Two Port Coquitlam teachers were given premier’s awards for excellence in education last Friday for encouraging their students to broaden their horizons and make a difference in the world.
Sean Robinson, a Science 9 teacher at Riverside secondary, won in the area of technology and innovation for connecting students with peers from other countries to work on projects, including a solar-powered light for homes in the Dominican Republic that don’t have regular electricity.
Ryan Cho, a social justice and music teacher at Terry Fox secondary, whose students made a video promoting consent culture and held a protest in support of the #metoo anti-sexual harassment campaign, won for social inclusion.
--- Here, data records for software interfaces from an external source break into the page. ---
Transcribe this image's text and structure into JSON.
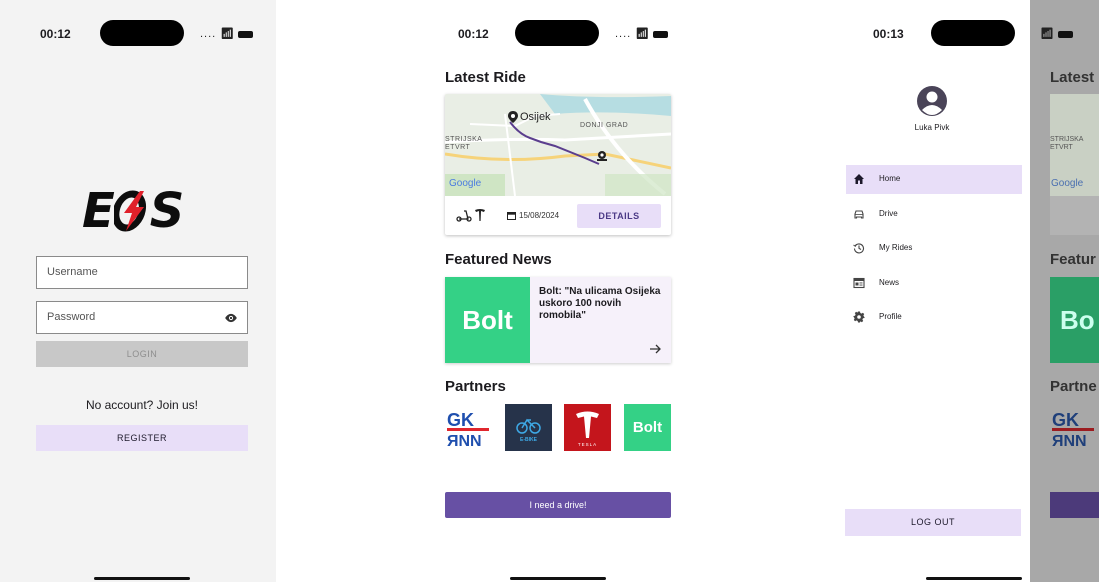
{
  "screens": {
    "login": {
      "status_time": "00:12",
      "logo_left": "E",
      "logo_right": "S",
      "username_placeholder": "Username",
      "password_placeholder": "Password",
      "login_label": "LOGIN",
      "join_text": "No account? Join us!",
      "register_label": "REGISTER"
    },
    "dashboard": {
      "status_time": "00:12",
      "latest_ride_title": "Latest Ride",
      "map": {
        "city_label": "Osijek",
        "district_label": "DONJI GRAD",
        "area_label_1": "STRIJSKA",
        "area_label_2": "ETVRT",
        "provider": "Google"
      },
      "ride_date": "15/08/2024",
      "details_label": "DETAILS",
      "featured_news_title": "Featured News",
      "news_brand": "Bolt",
      "news_headline": "Bolt: \"Na ulicama Osijeka uskoro 100 novih romobila\"",
      "partners_title": "Partners",
      "partners": [
        {
          "name": "GK",
          "caption": ""
        },
        {
          "name": "E-BIKE",
          "caption": "E-BIKE"
        },
        {
          "name": "TESLA",
          "caption": "TESLA"
        },
        {
          "name": "Bolt",
          "caption": "Bolt"
        }
      ],
      "drive_button_label": "I need a drive!"
    },
    "drawer": {
      "status_time": "00:13",
      "user_name": "Luka Pivk",
      "nav_items": [
        {
          "label": "Home",
          "icon": "home-icon",
          "active": true
        },
        {
          "label": "Drive",
          "icon": "car-icon",
          "active": false
        },
        {
          "label": "My Rides",
          "icon": "history-icon",
          "active": false
        },
        {
          "label": "News",
          "icon": "newspaper-icon",
          "active": false
        },
        {
          "label": "Profile",
          "icon": "gear-icon",
          "active": false
        }
      ],
      "logout_label": "LOG OUT",
      "behind": {
        "latest_title": "Latest",
        "featured_title": "Featur",
        "partners_title": "Partne",
        "bolt_fragment": "Bo"
      }
    }
  },
  "colors": {
    "primary": "#6750a4",
    "tonal": "#e8def8",
    "bolt_green": "#34d186",
    "tesla_red": "#c4151c",
    "route_purple": "#5b3e8e"
  }
}
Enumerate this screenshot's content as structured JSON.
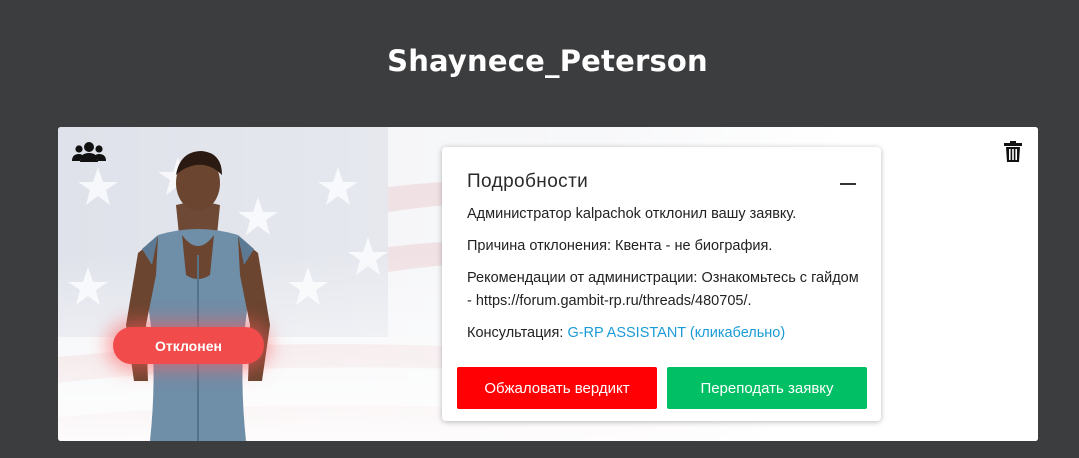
{
  "page": {
    "title": "Shaynece_Peterson"
  },
  "card": {
    "status_badge": "Отклонен",
    "group_icon": "users-group-icon",
    "trash_icon": "trash-icon",
    "details": {
      "title": "Подробности",
      "collapse_icon": "minus-icon",
      "admin_line": "Администратор kalpachok отклонил вашу заявку.",
      "reason_line": "Причина отклонения: Квента - не биография.",
      "recommendation_line": "Рекомендации от администрации: Ознакомьтесь с гайдом - https://forum.gambit-rp.ru/threads/480705/.",
      "consultation_label": "Консультация: ",
      "consultation_link": "G-RP ASSISTANT (кликабельно)",
      "appeal_button": "Обжаловать вердикт",
      "resubmit_button": "Переподать заявку"
    }
  },
  "colors": {
    "page_background": "#3c3d3f",
    "status_rejected": "#f24b4b",
    "appeal_button": "#ff0004",
    "resubmit_button": "#00bf64",
    "link": "#1a9bd7"
  }
}
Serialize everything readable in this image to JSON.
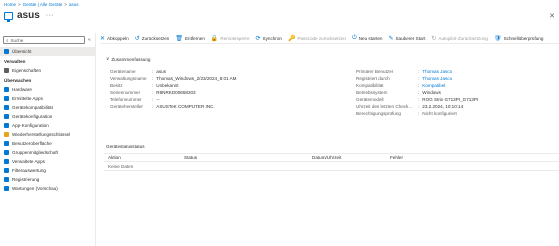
{
  "breadcrumb": [
    "Home",
    "Geräte | Alle Geräte",
    "asus"
  ],
  "header": {
    "title": "asus",
    "more": "···",
    "close": "✕"
  },
  "sidebar": {
    "search_placeholder": "Suche",
    "collapse": "«",
    "items": [
      {
        "label": "Übersicht",
        "active": true,
        "icon": "info-icon",
        "color": "#0078d4"
      },
      {
        "section": "Verwalten"
      },
      {
        "label": "Eigenschaften",
        "icon": "properties-icon",
        "color": "#605e5c"
      },
      {
        "section": "Überwachen"
      },
      {
        "label": "Hardware",
        "icon": "hardware-icon",
        "color": "#0078d4"
      },
      {
        "label": "Ermittelte Apps",
        "icon": "apps-icon",
        "color": "#0078d4"
      },
      {
        "label": "Gerätekompatibilität",
        "icon": "compliance-icon",
        "color": "#0078d4"
      },
      {
        "label": "Gerätekonfiguration",
        "icon": "configuration-icon",
        "color": "#0078d4"
      },
      {
        "label": "App-Konfiguration",
        "icon": "app-config-icon",
        "color": "#0078d4"
      },
      {
        "label": "Wiederherstellungsschlüssel",
        "icon": "key-icon",
        "color": "#e8a317"
      },
      {
        "label": "Benutzeroberfläche",
        "icon": "user-experience-icon",
        "color": "#0078d4"
      },
      {
        "label": "Gruppenmitgliedschaft",
        "icon": "group-icon",
        "color": "#0078d4"
      },
      {
        "label": "Verwaltete Apps",
        "icon": "managed-apps-icon",
        "color": "#0078d4"
      },
      {
        "label": "Filterauswertung",
        "icon": "filter-icon",
        "color": "#0078d4"
      },
      {
        "label": "Registrierung",
        "icon": "enrollment-icon",
        "color": "#0078d4"
      },
      {
        "label": "Wartungen (Vorschau)",
        "icon": "maintenance-icon",
        "color": "#0078d4"
      }
    ]
  },
  "toolbar": [
    {
      "label": "Abkoppeln",
      "icon": "✕",
      "disabled": false,
      "name": "retire-button"
    },
    {
      "label": "Zurücksetzen",
      "icon": "↺",
      "disabled": false,
      "name": "wipe-button"
    },
    {
      "label": "Entfernen",
      "icon": "🗑",
      "disabled": false,
      "name": "delete-button"
    },
    {
      "label": "Remotesperre",
      "icon": "🔒",
      "disabled": true,
      "name": "remote-lock-button"
    },
    {
      "label": "Synchron",
      "icon": "⟳",
      "disabled": false,
      "name": "sync-button"
    },
    {
      "label": "Passcode zurücksetzen",
      "icon": "🔑",
      "disabled": true,
      "name": "reset-passcode-button"
    },
    {
      "label": "Neu starten",
      "icon": "⏻",
      "disabled": false,
      "name": "restart-button"
    },
    {
      "label": "Sauberer Start",
      "icon": "✎",
      "disabled": false,
      "name": "fresh-start-button"
    },
    {
      "label": "Autopilot-Zurücksetzung",
      "icon": "↻",
      "disabled": true,
      "name": "autopilot-reset-button"
    },
    {
      "label": "Schnellüberprüfung",
      "icon": "🛡",
      "disabled": false,
      "name": "quick-scan-button"
    }
  ],
  "essentials": {
    "label": "Zusammenfassung",
    "chevron": "∨"
  },
  "left_fields": [
    {
      "label": "Gerätename",
      "value": "asus",
      "link": false
    },
    {
      "label": "Verwaltungsname",
      "value": "Thomas_Windows_2/23/2024_8:01 AM",
      "link": false
    },
    {
      "label": "Besitz",
      "value": "Unbekannt",
      "link": false
    },
    {
      "label": "Seriennummer",
      "value": "R8NRKD00658203",
      "link": false
    },
    {
      "label": "Telefonnummer",
      "value": "--",
      "link": false
    },
    {
      "label": "Gerätehersteller",
      "value": "ASUSTeK COMPUTER INC.",
      "link": false
    }
  ],
  "right_fields": [
    {
      "label": "Primärer Benutzer",
      "value": "Thomas Jasco",
      "link": true
    },
    {
      "label": "Registriert durch",
      "value": "Thomas Jasco",
      "link": true
    },
    {
      "label": "Kompatibilität",
      "value": "Kompatibel",
      "link": true
    },
    {
      "label": "Betriebssystem",
      "value": "Windows",
      "link": false
    },
    {
      "label": "Gerätemodell",
      "value": "ROG Strix G713PI_G713PI",
      "link": false
    },
    {
      "label": "Uhrzeit des letzten Check…",
      "value": "23.2.2024, 10:10:14",
      "link": false
    },
    {
      "label": "Berechtigungsprüfung",
      "value": "Nicht konfiguriert",
      "link": false,
      "muted": true
    }
  ],
  "status": {
    "title": "Gerätestatusstatus",
    "columns": [
      "Aktion",
      "Status",
      "Datum/Uhrzeit",
      "Fehler"
    ],
    "empty": "Keine Daten"
  }
}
The two were honoured along with a third teacher, Hasheem Hakeem, a French teacher at Dr. Charles Best secondary in Coquitlam who was a finalist in the diversity and inclusion category. They all rubbed shoulders with Premier John Horgan and Education Minister Rob Fleming at a dinner in Victoria.
“What was really nice, we were all in Victoria, with teachers from big towns and small towns, and hearing their stories. Ad it’s really nice to see a provincial government to show support for teachers in this way,” Cho told the Tri-City News.
Robinson said he, too, enjoyed the event and was glad he could invite a guest — the student and parent who nominated him for the award.
“It provided an opportunity for teachers to make those connections with other teachers. What a great event to have all these teachers, movers and shakers from around the province all together,” said Robinson.
Robinson and Cho, who were also recognized at a board of education meeting Tuesday, said they were honoured to be chosen among many great teachers.
Board chair Kerri Palmer Isaak, who also attended the dinner, said she is pleased local teachers were nominated.
“It's so important we are recognizing the outstanding contributors,” Palmer Isaak said.
Winners from each of the categories will receive a $3,000 personal bursary for professional learning and a $2,000 contribution to their school community for professional learning.
And Cho and Robinson's work is far from over.
Cho said he will continue to promote consent culture among youth, whereby someone asks for permission before getting physical, whether it be a hug, kiss or more, to reduce misunderstandings and potential instances of sexual assault. He asked trustees at the board meeting to consider such a policy for schools.
“To me, that’s the next step. How could we be a model for other schools and districts,” Cho said.
Robinson, meanwhile, has written a book to help teachers use connections-based learning and his science students are connecting with peers in Kampala, Uganda to find ways to address lighting in electricity-poor areas of their country.
“My students are brainstorming many ideas of ways to help. One group is considering developing a bike generator, another is looking at solar technology. We’ll just see what they come up with.”